[Web page and app entries]
· · · ·

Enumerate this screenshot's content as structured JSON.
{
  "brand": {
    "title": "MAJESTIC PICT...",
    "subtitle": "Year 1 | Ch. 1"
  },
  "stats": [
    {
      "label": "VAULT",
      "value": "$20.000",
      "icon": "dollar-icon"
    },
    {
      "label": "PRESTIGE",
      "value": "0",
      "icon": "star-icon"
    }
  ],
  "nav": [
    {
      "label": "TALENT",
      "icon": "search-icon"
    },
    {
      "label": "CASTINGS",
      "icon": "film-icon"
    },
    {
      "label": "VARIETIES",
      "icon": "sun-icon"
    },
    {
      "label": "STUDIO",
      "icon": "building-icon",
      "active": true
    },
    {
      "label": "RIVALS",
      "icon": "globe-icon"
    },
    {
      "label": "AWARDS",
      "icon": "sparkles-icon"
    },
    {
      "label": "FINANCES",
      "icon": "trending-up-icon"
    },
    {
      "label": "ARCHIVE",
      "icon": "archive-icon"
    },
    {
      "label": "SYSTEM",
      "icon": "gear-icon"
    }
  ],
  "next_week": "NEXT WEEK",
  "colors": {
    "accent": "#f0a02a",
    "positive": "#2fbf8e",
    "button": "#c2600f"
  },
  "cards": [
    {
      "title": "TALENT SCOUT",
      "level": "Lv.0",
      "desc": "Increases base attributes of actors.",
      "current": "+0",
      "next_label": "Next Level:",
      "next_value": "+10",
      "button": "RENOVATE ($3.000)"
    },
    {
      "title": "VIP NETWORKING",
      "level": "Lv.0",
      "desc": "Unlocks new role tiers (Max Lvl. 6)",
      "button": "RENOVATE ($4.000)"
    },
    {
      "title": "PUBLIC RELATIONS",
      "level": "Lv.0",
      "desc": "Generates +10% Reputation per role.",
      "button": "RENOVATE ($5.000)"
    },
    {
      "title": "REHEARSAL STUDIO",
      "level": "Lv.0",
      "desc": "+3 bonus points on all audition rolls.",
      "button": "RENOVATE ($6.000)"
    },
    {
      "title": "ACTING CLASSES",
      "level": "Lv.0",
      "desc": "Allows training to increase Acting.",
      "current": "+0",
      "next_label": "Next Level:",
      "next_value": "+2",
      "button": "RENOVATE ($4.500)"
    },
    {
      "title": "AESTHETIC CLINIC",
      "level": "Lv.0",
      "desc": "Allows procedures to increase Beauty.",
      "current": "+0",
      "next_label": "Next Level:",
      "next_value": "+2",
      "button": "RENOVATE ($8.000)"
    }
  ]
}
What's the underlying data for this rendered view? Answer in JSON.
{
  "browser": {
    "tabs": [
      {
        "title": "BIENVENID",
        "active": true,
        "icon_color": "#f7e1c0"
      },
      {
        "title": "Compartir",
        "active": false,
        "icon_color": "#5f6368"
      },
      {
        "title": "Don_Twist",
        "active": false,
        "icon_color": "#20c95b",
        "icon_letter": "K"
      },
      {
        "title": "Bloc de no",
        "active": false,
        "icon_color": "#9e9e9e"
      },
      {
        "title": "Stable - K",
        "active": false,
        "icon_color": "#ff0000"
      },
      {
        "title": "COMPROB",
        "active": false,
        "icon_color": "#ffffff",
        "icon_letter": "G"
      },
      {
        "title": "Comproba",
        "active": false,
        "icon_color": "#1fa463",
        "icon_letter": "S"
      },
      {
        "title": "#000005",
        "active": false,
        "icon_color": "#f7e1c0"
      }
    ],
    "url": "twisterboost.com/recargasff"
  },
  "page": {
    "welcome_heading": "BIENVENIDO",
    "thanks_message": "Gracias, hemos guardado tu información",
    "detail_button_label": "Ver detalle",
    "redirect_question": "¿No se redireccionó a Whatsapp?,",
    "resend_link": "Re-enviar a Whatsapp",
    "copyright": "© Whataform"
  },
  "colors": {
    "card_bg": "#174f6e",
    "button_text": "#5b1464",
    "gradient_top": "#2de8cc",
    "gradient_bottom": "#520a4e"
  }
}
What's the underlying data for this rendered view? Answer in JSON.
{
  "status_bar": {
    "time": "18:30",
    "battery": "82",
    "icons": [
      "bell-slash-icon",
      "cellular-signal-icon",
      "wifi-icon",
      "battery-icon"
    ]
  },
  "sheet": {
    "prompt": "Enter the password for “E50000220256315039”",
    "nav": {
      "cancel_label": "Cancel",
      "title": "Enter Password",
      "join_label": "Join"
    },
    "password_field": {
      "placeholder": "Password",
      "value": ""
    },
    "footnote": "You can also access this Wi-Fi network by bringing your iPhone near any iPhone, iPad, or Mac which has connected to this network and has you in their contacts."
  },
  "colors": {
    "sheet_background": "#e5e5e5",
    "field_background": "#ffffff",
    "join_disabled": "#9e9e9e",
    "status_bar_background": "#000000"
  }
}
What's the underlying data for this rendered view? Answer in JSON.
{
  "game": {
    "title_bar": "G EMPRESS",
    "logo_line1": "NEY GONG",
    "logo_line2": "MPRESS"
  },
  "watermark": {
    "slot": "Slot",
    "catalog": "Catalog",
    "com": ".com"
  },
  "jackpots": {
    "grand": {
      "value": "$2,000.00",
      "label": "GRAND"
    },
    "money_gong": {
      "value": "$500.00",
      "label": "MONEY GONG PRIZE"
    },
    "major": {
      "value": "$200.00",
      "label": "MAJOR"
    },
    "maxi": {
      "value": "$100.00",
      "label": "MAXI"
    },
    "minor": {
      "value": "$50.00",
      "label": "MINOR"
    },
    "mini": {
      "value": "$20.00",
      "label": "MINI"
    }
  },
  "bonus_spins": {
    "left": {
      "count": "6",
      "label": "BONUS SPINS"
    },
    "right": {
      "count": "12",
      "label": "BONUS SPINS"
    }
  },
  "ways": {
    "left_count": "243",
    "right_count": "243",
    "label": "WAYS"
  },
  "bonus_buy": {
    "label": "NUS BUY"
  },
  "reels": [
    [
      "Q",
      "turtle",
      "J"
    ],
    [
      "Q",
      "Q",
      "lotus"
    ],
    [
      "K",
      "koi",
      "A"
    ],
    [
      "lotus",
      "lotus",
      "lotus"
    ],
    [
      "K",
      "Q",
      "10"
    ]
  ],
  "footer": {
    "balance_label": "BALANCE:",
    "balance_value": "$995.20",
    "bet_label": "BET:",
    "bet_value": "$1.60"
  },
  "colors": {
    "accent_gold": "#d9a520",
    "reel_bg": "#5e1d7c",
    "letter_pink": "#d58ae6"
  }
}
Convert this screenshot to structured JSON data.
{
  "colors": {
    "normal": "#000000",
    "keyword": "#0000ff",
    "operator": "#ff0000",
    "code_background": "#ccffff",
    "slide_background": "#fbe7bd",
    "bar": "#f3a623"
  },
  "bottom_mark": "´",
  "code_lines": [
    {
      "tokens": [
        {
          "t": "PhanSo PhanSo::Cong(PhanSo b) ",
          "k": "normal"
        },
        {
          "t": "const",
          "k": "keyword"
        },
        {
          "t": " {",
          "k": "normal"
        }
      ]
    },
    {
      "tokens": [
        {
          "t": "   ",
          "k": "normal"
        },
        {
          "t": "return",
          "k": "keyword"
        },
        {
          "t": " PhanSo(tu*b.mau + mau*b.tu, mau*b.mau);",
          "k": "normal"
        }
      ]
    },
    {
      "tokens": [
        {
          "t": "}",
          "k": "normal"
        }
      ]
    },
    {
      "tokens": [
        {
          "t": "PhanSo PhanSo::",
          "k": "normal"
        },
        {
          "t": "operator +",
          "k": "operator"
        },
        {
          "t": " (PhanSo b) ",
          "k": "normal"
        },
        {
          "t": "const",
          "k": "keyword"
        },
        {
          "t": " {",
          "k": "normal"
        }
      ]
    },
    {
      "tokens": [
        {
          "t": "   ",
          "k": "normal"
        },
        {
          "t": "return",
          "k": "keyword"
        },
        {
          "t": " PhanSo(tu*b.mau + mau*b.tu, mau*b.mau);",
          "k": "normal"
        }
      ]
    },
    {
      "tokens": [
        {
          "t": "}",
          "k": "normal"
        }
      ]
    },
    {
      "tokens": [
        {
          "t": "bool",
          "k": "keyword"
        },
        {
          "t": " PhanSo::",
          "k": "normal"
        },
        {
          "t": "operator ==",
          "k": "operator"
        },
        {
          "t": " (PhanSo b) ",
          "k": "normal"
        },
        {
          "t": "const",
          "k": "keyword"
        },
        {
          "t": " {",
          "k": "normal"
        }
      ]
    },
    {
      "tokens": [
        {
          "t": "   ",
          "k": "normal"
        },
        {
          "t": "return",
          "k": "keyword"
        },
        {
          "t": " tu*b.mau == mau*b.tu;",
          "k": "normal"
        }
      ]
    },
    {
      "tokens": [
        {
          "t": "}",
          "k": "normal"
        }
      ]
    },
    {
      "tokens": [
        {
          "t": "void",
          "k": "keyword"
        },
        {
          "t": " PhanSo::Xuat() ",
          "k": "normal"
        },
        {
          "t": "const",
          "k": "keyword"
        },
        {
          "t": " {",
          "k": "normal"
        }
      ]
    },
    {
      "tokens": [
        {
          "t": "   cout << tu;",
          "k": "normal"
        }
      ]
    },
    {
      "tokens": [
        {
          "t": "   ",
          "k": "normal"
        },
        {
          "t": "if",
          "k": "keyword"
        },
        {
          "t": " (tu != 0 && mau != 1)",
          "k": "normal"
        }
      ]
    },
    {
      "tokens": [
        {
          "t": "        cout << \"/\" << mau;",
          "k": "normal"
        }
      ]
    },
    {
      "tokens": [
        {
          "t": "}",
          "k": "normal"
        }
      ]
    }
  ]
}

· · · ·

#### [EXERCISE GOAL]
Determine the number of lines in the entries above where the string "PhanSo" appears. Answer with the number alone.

#### [OUTPUT OF THE EXERCISE]
8